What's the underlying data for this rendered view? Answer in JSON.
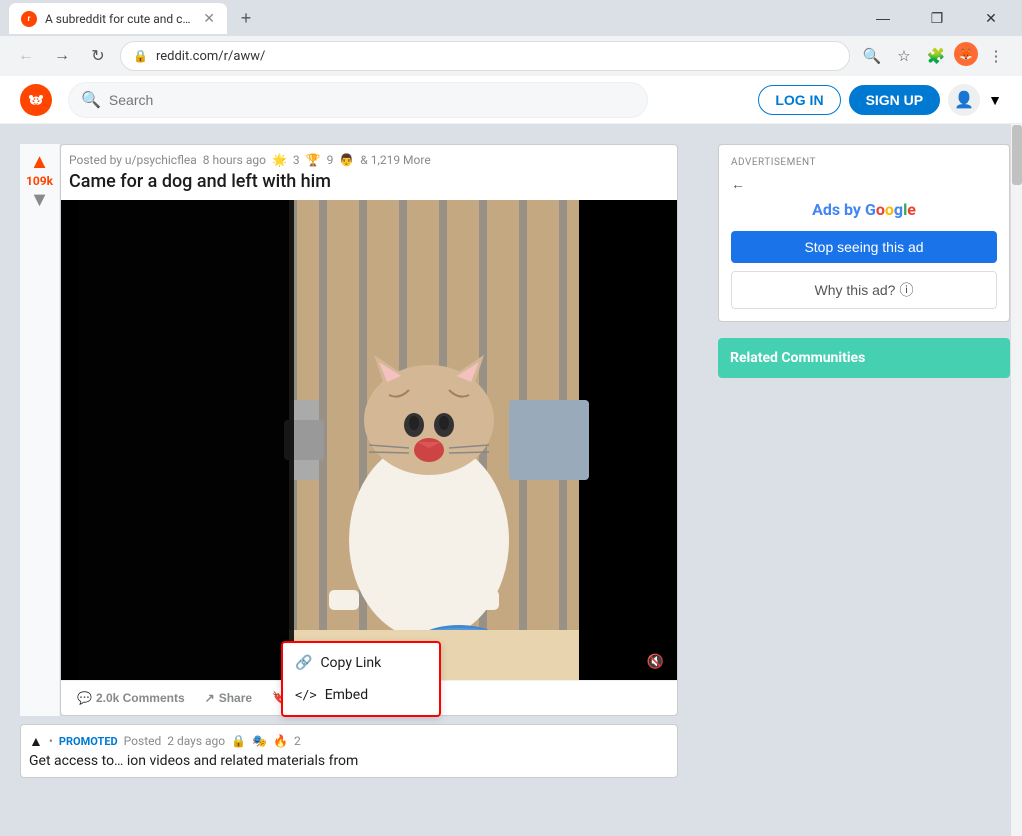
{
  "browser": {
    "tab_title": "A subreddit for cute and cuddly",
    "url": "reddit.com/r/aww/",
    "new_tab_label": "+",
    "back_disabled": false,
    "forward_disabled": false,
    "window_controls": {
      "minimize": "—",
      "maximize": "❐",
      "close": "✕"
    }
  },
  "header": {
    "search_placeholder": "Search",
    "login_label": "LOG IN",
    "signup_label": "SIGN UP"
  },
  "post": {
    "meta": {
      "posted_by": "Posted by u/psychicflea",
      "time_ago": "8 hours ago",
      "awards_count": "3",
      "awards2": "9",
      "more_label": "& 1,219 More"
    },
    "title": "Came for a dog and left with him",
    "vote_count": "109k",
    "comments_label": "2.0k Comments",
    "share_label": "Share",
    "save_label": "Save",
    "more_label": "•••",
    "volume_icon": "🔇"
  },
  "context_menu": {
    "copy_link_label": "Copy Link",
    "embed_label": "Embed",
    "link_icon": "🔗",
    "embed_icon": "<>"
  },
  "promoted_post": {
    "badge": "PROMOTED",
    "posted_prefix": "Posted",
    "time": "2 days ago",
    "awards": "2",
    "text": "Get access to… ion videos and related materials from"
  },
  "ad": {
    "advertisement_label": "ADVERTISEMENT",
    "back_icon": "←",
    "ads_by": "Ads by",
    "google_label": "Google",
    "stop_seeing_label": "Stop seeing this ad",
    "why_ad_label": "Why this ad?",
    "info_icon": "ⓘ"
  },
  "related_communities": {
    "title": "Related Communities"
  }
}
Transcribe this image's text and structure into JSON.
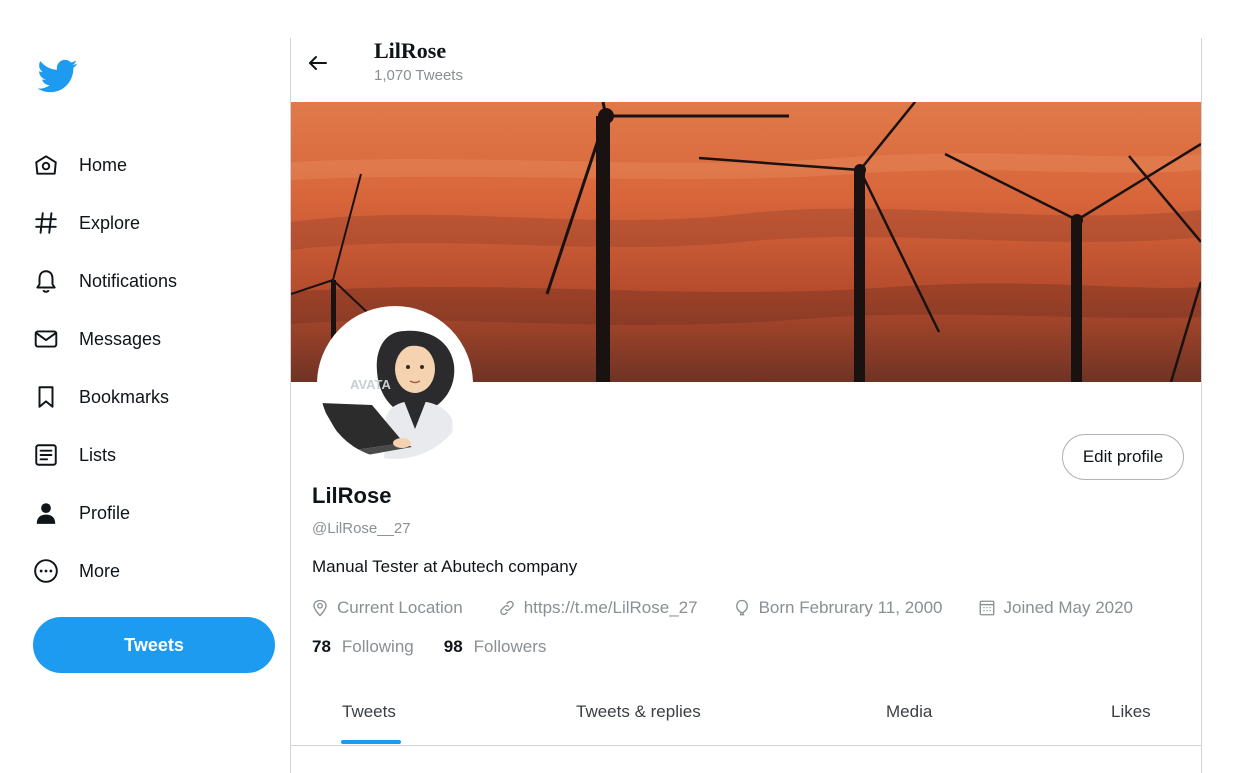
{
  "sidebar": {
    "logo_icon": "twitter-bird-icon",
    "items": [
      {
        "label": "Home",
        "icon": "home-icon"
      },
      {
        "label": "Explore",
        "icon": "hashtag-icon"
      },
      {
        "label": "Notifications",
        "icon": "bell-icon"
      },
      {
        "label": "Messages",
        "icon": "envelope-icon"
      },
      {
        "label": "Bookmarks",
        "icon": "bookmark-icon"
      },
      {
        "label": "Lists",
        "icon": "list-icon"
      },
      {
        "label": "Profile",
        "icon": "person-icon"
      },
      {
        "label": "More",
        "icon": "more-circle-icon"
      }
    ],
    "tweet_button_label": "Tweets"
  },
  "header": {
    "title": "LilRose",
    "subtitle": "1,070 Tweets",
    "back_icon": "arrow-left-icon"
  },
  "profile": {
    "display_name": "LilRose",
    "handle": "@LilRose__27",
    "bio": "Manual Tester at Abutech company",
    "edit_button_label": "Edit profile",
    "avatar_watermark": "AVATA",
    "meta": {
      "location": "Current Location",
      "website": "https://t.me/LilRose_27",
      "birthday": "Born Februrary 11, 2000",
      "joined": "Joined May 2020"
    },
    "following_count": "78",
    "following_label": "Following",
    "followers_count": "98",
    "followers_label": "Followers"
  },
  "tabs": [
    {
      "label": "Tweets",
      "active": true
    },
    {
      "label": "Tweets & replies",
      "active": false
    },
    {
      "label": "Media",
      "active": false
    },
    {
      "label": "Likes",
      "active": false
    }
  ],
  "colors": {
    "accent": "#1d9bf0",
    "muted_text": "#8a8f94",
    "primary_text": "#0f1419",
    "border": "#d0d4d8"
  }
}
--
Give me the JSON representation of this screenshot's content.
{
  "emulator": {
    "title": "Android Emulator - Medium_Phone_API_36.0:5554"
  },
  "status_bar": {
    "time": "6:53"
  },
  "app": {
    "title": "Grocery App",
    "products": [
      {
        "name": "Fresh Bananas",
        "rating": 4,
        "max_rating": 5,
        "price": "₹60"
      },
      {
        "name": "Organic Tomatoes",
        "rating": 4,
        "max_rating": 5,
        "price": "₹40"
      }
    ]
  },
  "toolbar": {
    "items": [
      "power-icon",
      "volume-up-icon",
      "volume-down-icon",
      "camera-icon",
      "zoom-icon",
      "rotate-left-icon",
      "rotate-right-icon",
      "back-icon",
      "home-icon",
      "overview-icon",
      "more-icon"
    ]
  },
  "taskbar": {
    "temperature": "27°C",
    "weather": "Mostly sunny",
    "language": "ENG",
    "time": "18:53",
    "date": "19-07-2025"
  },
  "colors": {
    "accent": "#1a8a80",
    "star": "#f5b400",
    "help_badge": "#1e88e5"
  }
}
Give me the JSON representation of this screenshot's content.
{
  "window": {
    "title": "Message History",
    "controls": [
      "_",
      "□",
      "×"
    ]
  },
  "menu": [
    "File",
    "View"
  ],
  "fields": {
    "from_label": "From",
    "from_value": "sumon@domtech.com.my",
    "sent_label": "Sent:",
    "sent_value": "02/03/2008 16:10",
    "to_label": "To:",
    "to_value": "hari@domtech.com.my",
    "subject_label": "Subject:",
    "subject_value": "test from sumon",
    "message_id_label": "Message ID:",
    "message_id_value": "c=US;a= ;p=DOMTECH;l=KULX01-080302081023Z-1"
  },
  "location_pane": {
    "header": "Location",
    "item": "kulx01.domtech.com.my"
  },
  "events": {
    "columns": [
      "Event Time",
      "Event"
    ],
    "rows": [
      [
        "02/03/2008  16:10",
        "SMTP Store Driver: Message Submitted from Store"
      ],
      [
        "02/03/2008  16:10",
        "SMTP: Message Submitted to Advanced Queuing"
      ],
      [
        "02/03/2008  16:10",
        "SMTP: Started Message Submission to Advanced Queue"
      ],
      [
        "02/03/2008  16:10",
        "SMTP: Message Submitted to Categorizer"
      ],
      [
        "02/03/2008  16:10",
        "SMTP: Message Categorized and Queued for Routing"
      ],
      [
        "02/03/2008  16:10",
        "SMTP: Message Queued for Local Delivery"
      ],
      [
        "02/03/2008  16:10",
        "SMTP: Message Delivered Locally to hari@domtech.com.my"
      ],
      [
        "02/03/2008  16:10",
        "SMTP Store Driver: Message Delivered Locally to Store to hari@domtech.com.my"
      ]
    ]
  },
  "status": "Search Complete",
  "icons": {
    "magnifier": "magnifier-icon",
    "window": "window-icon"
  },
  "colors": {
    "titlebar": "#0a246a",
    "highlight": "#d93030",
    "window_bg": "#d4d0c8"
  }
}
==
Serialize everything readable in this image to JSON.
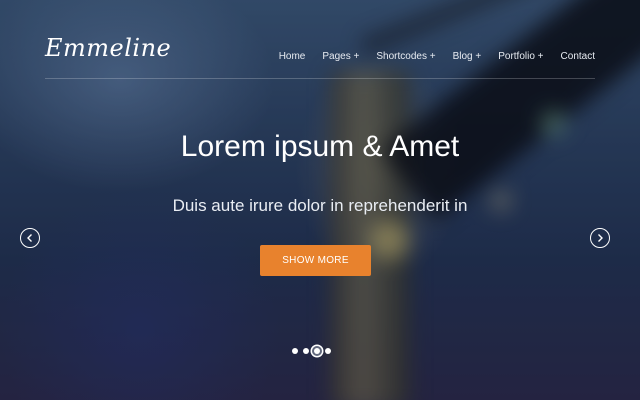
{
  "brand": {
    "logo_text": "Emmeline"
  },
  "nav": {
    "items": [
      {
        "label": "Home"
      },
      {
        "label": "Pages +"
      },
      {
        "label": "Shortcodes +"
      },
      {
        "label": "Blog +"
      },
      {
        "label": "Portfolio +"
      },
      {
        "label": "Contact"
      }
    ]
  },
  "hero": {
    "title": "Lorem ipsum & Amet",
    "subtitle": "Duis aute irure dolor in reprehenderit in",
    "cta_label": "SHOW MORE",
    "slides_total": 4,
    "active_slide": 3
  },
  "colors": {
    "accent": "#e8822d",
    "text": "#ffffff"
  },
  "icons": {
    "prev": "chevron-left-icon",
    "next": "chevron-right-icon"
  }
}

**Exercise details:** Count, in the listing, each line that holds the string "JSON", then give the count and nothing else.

**Task answer:** 5